Closed petition Extend the 12-month period drivers can use non-GB driving licences
The Government should extend the 12-month grace period allowing UK residents to drive on a non-GB licence, due to Covid-19.
During this 12-month period new UK residents are expected to apply for a provisional driving licence, pass theory test and a driving test. Due to Covid-19 provisional driving licences have been delayed, theory and driving tests have been cancelled or delayed. Even if the DVLA returns to operate as normal there's a long backlog. New UK residents may not be able to drive or perform many critical tasks involving driving such as drive for a living, commuting, attending health treatments, etc.
This petition is closed All petitions run for 6 months
This response was given on 25 January 2021
There are no current plans to extend the period drivers can use non-GB licences. If needed, mobile emergency workers using non-GB licences can get a driving test during the current lockdown.
Read the response in full
Holders of driving licences issued outside of the European Economic Area who become resident in Great Britain are able to drive motorcars and motorcycles for up to one year from the date they become resident.
Drivers with a licence issued by a country or territory which has been designated for licence exchange purposes (https://www.gov.uk/exchange-foreign-driving-licence/y/yes/car-or-motorcycle/a-designated-country-countries-with-exchange-agreements-with-great-britain), which includes Canada, Australia and New Zealand, can then exchange their licence for a UK licence.

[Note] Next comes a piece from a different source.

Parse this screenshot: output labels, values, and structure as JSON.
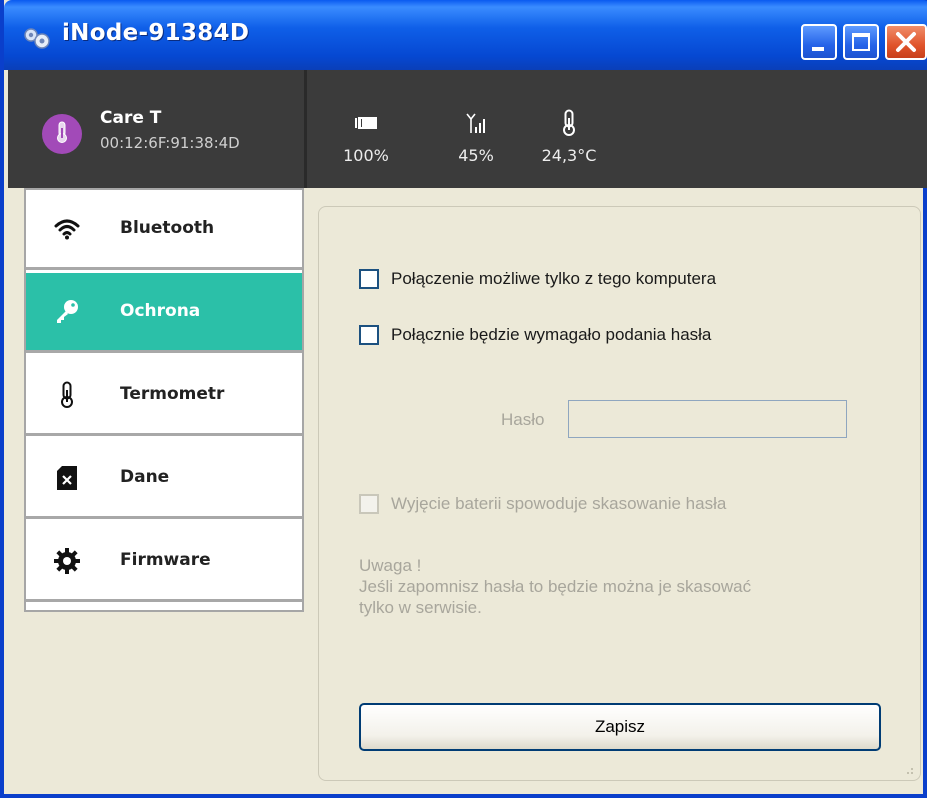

Drivers with a licence issued by other countries must apply for a provisional driving licence and pass both a theory and practical driving test. This requirement is for road safety reasons, to ensure that drivers meet our high domestic standards.
There are no current plans to extend the period for which people can drive in GB using their foreign driving licence. The current cut off point of 12 months ensures that all resident drivers meet the GB level of road safety standard as soon as possible while recognising that, when relocating from another country, there may be many things that people need to attend to as part of taking up residency.
This approach also mirrors the fact that foreign visitors who do not become resident are able to drive for up to 12 months on their home licences. Drivers who have passed a test in another country, will have experience of practical driving in their home country (or up to 12 months as a resident here). As there is or has been no assessment of their practical skills once resident in GB, it is difficult to estimate the road safety risk they present, it is therefore important that this is assessed within a reasonable timeframe.
We can recognise the driving test standards of another country as a ‘designated country’ (for licence exchange) following a detailed assessment of the skills needed to be demonstrated, as well as the nature of the test itself. It is possible for countries to be added through legislation to this list of designated countries. Given the current pressures of the pandemic, the process to assess and ultimately legislate to either designate more countries or to amend legislation to increase the 12-month period would take time. The DVSA is currently focused on ensuring mobile emergency workers continue to have access to practical tests whilst urgently developing solutions to address the backlog in practical driving testing caused by the pandemic.
The DVSA has had to suspend routine driving tests during the series of national restrictions and lockdowns since March 2020 and appreciates that this has caused a considerable backlog of candidates waiting for practical driving tests. As noted above, the DVSA is looking at a range of measures to increase testing capacity once restrictions are eased. These include offering overtime and annual leave buy back to examiners, asking all those qualified to carry out tests who do not currently to do so, and conducting out of hours testing (such as on public holidays). A recruitment campaign is also underway to increase the overall number of driving examiners available for testing.
The DVSA is currently responding to requests for driving tests from organisations on behalf of frontline mobile emergency workers, who require a driving licence to carry out duties in their employment role. This is a limited service subject to examiner resource and is restricted to candidates working in health and social care, and public bodies providing a service in the national interest. The DVSA is contacting eligible organisations to explain how to nominate candidates; candidates cannot apply themselves. This service will of course extend to any foreign licence holder who meets this criterion.
Department for Transport